Two kitchen knives were discovered in an automotive air filter box wrapped in plastic with the air filter at Houston Intercontinental (IAH).

An 8-inch knife and a 6-inch knife were detected wrapped in plastic bags under a false bottom in a carry-on bag at Guam (GUM).

A stun gun disguised to look like lipstick was discovered at St. Louis (STL).


Some Of The Cane Swords Discovered In 2013
Some Of The Cane Swords Discovered In 2013
Left to Right / Top to Bottom: Cigarette Pack Stun Gun (MCO), Brush Dagger(OGG), Knives Concealed in Air Filter (IAH), Credit Card Knife (ABQ), Lipstick Knife (SAT), Comb Knife (DTW), Knife in Shoe (IAD), Belt Buckle Knife (EWR), Stun Gun Cell Phone (JAN), Comb Knife (CHS), Lip Stick Stun Gun (LAS), Key Knife (IAD), Razor Concealed in Cell Phone (TPA), Credit Card Knife (BWI), Lipstick Stun Gun (STL), Stun Gun Cell Phone (LAX), Knife in Shoe (SAN), Cell Phone Stun Gun (DEN)
Left to Right / Top to Bottom: Cigarette Pack Stun Gun (MCO), Brush Dagger(OGG), Knives Concealed in Air Filter (IAH), Credit Card Knife (ABQ), Lipstick Knife (SAT), Comb Knife (DTW), Knife in Shoe (IAD), Belt Buckle Knife (EWR), Stun Gun Cell Phone (JAN), Comb Knife (CHS), Lip Stick Stun Gun (LAS), Key Knife (IAD), Razor Concealed in Cell Phone (TPA), Credit Card Knife (BWI), Lipstick Stun Gun (STL), Stun Gun Cell Phone (LAX), Knife in Shoe (SAN), Cell Phone Stun Gun (DEN)
Miscellaneous Items - Left to Right / Top to Bottom: Compound Bow in Carry-on (PHX), Finger Spikes (BHM), Bang Stick (KOA), BB Machine Gun (EWR), Novelty Bomb (PHX), Stun Knuckles (DEN), Gun Clock (SEA)
Miscellaneous Items - Left to Right / Top to Bottom: Compound Bow in Carry-on (PHX), Finger Spikes (BHM), Bang Stick (KOA), BB Machine Gun (EWR), Novelty Bomb (PHX), Stun Knuckles (DEN), Gun Clock (SEA)
You can also read more about important steps TSA has taken to move away from a one-size-fits-all approach to security, and towards a more risk-based security posture in our year-end blog post, TSA Reflects on 2013.  
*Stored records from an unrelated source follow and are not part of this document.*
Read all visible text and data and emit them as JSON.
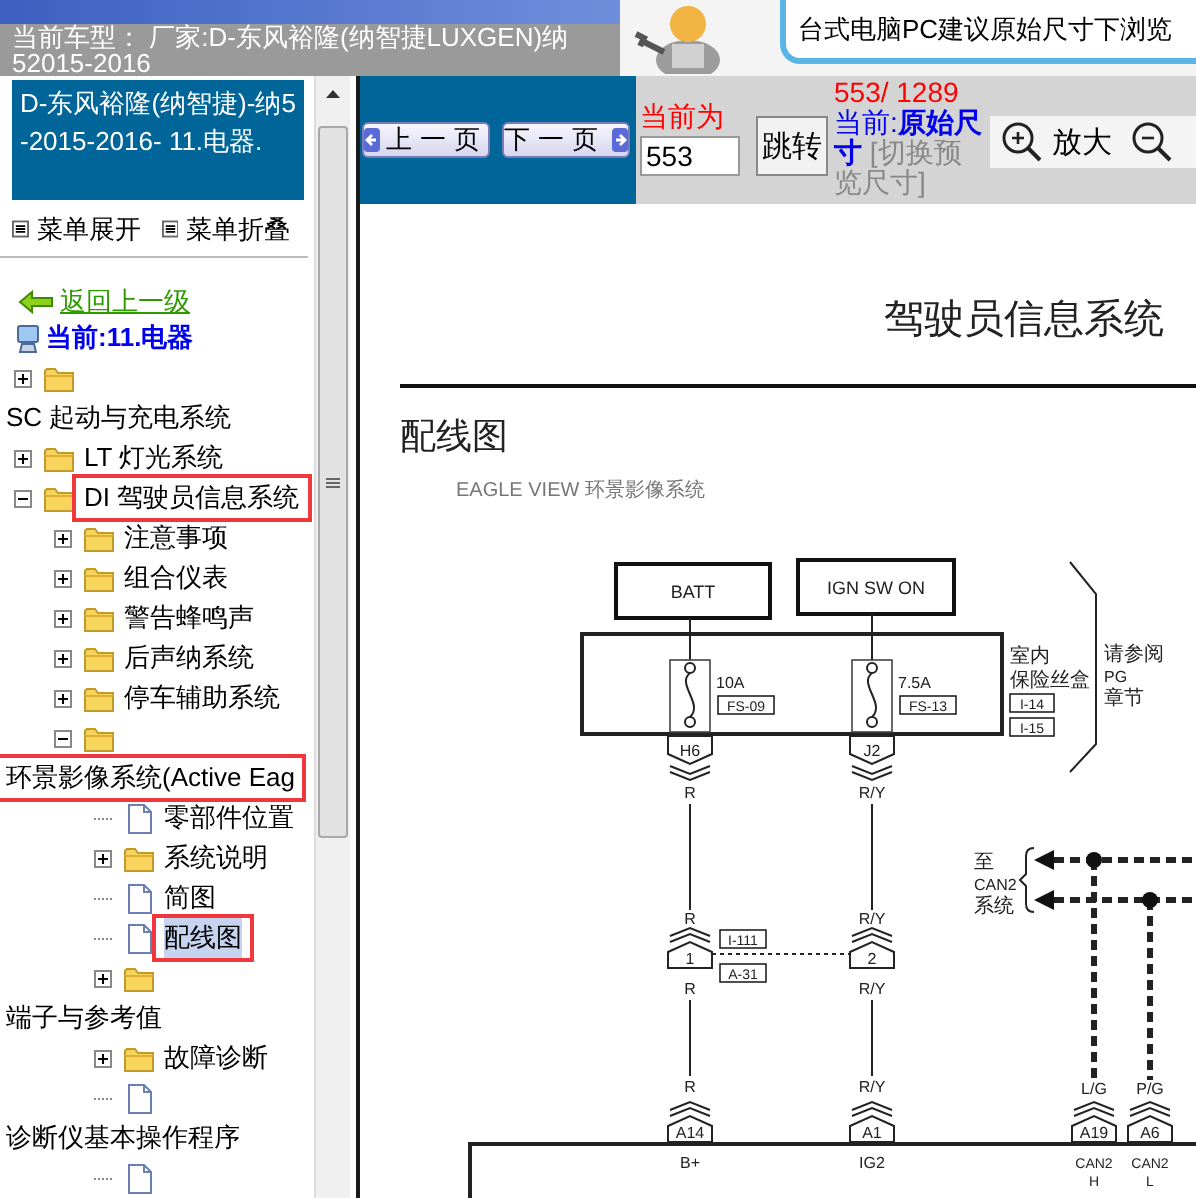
{
  "header": {
    "lines": [
      "当前车型： 厂家:D-东风裕隆(纳智捷LUXGEN)纳",
      "52015-2016"
    ]
  },
  "banner": {
    "text": "台式电脑PC建议原始尺寸下浏览"
  },
  "nav": {
    "title": "D-东风裕隆(纳智捷)-纳5-2015-2016- 11.电器.",
    "expand_all": "菜单展开",
    "collapse_all": "菜单折叠",
    "back": "返回上一级",
    "current": "当前:11.电器",
    "tree": [
      {
        "kind": "folder",
        "label": "SC 起动与充电系统",
        "expanded": false,
        "selected": false,
        "marked": false
      },
      {
        "kind": "folder",
        "label": "LT 灯光系统",
        "expanded": false,
        "selected": false,
        "marked": false
      },
      {
        "kind": "folder",
        "label": "DI 驾驶员信息系统",
        "expanded": true,
        "selected": false,
        "marked": true,
        "children": [
          {
            "kind": "folder",
            "label": "注意事项",
            "expanded": false,
            "selected": false,
            "marked": false
          },
          {
            "kind": "folder",
            "label": "组合仪表",
            "expanded": false,
            "selected": false,
            "marked": false
          },
          {
            "kind": "folder",
            "label": "警告蜂鸣声",
            "expanded": false,
            "selected": false,
            "marked": false
          },
          {
            "kind": "folder",
            "label": "后声纳系统",
            "expanded": false,
            "selected": false,
            "marked": false
          },
          {
            "kind": "folder",
            "label": "停车辅助系统",
            "expanded": false,
            "selected": false,
            "marked": false
          },
          {
            "kind": "folder",
            "label": "环景影像系统(Active Eag",
            "expanded": true,
            "selected": false,
            "marked": true,
            "children": [
              {
                "kind": "doc",
                "label": "零部件位置",
                "selected": false,
                "marked": false
              },
              {
                "kind": "folder",
                "label": "系统说明",
                "expanded": false,
                "selected": false,
                "marked": false
              },
              {
                "kind": "doc",
                "label": "简图",
                "selected": false,
                "marked": false
              },
              {
                "kind": "doc",
                "label": "配线图",
                "selected": true,
                "marked": true
              },
              {
                "kind": "folder",
                "label": "端子与参考值",
                "expanded": false,
                "selected": false,
                "marked": false
              },
              {
                "kind": "folder",
                "label": "故障诊断",
                "expanded": false,
                "selected": false,
                "marked": false
              },
              {
                "kind": "doc",
                "label": "诊断仪基本操作程序",
                "selected": false,
                "marked": false
              },
              {
                "kind": "doc",
                "selected": false,
                "marked": false
              }
            ]
          }
        ]
      }
    ]
  },
  "toolbar": {
    "prev": "上一页",
    "next": "下一页",
    "page_label": "当前为",
    "page_input": "553",
    "jump": "跳转",
    "page_count": "553/ 1289",
    "size_label": "当前:",
    "size_value": "原始尺寸",
    "size_switch": "[切换预览尺寸]",
    "zoom_in": "放大"
  },
  "doc": {
    "section_title": "驾驶员信息系统",
    "heading": "配线图",
    "caption": "EAGLE VIEW 环景影像系统",
    "diagram": {
      "circuits": [
        {
          "source": "BATT",
          "fuse_rating": "10A",
          "fuse_id": "FS-09",
          "fuse_pin": "H6",
          "wire_labels": [
            "R",
            "R",
            "R",
            "R"
          ],
          "joint_pin": "1",
          "module_pin": "A14",
          "module_label": "B+"
        },
        {
          "source": "IGN SW ON",
          "fuse_rating": "7.5A",
          "fuse_id": "FS-13",
          "fuse_pin": "J2",
          "wire_labels": [
            "R/Y",
            "R/Y",
            "R/Y",
            "R/Y"
          ],
          "joint_pin": "2",
          "module_pin": "A1",
          "module_label": "IG2"
        }
      ],
      "fuse_box": {
        "label_lines": [
          "室内",
          "保险丝盒"
        ],
        "connectors": [
          "I-14",
          "I-15"
        ]
      },
      "reference_lines": [
        "请参阅",
        "PG",
        "章节"
      ],
      "joint_connectors": [
        "I-111",
        "A-31"
      ],
      "can": {
        "label_lines": [
          "至",
          "CAN2",
          "系统"
        ],
        "lines": [
          {
            "wire": "L/G",
            "pin": "A19",
            "module_label_lines": [
              "CAN2",
              "H"
            ]
          },
          {
            "wire": "P/G",
            "pin": "A6",
            "module_label_lines": [
              "CAN2",
              "L"
            ]
          }
        ]
      }
    }
  }
}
Follow @TSABlogTeam on Twitter and Instagram! 

Bob Burns
TSA Blog Team 

If you have a travel related issue or question that needs an immediate answer, you can contact us by clicking here.